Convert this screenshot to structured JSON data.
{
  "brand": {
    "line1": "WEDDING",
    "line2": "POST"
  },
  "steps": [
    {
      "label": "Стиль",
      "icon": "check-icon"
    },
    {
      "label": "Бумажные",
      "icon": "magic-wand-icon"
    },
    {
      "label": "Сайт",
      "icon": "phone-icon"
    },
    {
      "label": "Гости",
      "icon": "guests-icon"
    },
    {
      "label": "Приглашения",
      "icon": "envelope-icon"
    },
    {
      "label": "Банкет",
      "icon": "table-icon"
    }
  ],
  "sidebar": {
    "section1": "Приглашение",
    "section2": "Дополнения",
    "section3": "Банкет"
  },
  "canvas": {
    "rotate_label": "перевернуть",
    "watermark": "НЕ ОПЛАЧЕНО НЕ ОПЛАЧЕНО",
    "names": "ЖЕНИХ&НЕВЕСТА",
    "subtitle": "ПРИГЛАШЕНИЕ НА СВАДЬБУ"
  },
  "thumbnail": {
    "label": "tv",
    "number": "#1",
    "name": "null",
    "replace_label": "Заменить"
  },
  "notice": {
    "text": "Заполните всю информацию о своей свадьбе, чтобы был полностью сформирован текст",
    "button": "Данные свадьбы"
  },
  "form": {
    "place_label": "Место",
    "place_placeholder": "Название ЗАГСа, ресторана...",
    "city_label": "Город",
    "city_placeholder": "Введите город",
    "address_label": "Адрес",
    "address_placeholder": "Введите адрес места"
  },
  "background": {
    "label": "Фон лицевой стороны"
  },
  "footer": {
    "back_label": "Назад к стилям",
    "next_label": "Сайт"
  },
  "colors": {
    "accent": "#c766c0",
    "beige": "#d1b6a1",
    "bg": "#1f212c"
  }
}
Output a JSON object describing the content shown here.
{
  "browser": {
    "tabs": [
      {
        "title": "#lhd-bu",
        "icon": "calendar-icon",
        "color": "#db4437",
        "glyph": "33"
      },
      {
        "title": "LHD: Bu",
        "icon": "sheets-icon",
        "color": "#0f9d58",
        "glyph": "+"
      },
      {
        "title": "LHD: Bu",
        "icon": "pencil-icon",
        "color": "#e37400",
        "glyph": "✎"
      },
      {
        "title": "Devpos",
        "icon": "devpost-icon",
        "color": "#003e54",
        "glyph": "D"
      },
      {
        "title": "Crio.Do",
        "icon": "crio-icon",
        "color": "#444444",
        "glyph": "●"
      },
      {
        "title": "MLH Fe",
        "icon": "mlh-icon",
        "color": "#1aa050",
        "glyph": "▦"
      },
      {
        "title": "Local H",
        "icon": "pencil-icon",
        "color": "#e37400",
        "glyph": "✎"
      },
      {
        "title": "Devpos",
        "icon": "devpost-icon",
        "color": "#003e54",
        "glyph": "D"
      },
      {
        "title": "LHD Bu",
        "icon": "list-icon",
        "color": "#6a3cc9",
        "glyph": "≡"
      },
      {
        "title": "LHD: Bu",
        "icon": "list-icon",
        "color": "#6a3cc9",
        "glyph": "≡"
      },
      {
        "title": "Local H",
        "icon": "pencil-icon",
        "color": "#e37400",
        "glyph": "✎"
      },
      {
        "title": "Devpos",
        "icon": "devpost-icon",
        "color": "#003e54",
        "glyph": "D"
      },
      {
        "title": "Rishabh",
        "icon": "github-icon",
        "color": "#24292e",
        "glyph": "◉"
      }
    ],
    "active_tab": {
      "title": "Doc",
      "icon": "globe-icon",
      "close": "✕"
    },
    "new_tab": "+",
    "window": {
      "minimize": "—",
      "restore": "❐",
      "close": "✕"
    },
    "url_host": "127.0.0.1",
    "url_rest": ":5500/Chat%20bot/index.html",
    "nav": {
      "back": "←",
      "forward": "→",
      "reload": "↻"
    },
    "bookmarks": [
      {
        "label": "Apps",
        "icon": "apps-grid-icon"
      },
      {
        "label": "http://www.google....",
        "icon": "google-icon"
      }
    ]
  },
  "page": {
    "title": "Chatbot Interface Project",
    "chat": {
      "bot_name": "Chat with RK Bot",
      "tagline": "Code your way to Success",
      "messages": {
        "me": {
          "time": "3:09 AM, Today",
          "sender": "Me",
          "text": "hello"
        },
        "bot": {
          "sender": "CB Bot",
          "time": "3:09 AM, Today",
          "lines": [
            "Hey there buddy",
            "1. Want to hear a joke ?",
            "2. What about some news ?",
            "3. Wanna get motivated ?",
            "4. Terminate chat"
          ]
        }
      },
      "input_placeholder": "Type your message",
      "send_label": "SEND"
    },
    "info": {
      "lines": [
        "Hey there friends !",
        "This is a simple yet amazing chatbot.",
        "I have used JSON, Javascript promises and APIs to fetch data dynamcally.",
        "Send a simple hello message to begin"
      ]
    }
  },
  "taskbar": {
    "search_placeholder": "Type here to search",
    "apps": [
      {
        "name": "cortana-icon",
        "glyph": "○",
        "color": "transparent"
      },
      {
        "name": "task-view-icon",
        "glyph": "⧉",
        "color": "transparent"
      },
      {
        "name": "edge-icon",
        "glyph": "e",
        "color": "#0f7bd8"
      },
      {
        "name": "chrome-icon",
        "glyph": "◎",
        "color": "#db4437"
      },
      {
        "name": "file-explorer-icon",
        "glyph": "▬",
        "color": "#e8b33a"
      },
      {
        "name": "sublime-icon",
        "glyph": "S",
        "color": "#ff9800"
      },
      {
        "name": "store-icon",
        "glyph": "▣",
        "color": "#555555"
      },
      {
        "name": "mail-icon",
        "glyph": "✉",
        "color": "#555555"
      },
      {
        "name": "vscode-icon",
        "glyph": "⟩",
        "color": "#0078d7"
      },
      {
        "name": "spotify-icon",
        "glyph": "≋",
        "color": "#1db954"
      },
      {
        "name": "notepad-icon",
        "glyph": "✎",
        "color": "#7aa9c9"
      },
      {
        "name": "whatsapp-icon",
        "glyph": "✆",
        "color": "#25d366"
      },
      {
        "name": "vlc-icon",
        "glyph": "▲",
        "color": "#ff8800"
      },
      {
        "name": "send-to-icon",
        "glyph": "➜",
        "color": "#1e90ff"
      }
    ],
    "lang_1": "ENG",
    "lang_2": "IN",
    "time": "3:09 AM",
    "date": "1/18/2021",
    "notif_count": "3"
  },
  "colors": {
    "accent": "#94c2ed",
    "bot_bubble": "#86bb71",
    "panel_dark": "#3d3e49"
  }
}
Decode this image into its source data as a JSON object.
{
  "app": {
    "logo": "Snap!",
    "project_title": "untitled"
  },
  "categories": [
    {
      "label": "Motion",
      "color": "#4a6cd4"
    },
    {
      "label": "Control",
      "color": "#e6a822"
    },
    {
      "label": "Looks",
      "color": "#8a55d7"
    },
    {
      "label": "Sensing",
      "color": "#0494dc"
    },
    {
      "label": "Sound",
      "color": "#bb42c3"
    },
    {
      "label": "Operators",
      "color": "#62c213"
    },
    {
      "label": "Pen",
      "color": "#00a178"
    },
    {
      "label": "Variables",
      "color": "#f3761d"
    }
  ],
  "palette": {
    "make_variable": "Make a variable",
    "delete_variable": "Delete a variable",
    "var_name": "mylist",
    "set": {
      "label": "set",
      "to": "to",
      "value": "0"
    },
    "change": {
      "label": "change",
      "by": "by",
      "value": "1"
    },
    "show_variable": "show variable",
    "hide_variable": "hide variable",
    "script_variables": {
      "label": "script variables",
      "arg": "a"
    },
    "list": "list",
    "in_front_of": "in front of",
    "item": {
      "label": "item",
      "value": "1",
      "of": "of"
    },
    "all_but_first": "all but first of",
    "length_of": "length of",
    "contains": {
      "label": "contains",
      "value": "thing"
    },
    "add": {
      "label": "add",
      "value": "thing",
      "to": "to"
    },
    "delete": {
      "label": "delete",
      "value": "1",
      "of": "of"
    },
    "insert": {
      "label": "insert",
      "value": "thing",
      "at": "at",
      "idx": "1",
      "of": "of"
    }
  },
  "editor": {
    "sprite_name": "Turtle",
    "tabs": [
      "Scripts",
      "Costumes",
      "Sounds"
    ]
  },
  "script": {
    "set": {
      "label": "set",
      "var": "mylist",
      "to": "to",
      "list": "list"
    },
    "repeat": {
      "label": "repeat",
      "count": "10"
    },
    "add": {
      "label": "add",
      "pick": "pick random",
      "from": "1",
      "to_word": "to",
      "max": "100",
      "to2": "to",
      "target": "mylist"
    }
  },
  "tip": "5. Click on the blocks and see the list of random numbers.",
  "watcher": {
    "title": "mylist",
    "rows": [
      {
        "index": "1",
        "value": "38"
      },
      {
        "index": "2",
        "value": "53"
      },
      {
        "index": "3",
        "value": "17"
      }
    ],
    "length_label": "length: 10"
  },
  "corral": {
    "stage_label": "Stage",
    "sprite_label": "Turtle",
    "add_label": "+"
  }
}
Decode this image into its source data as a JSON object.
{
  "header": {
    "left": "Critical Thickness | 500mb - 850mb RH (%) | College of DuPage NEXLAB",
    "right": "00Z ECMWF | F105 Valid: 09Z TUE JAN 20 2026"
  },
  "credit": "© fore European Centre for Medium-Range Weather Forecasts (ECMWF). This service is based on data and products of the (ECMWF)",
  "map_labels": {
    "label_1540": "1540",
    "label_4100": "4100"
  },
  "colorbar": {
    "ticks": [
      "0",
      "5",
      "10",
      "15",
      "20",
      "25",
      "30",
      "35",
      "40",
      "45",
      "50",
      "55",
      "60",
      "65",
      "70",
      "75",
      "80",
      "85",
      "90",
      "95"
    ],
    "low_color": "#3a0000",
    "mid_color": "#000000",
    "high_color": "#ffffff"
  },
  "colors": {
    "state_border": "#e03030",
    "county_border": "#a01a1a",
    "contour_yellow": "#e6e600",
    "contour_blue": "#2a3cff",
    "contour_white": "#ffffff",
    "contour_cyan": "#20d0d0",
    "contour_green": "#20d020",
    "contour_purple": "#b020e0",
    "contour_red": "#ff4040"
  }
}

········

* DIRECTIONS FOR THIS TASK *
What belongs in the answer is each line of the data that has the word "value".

* RESULT BELOW *
      "value": "0"
      "value": "1"
      "value": "1",
      "value": "thing"
      "value": "thing",
      "value": "1",
      "value": "thing",
        "value": "38"
        "value": "53"
        "value": "17"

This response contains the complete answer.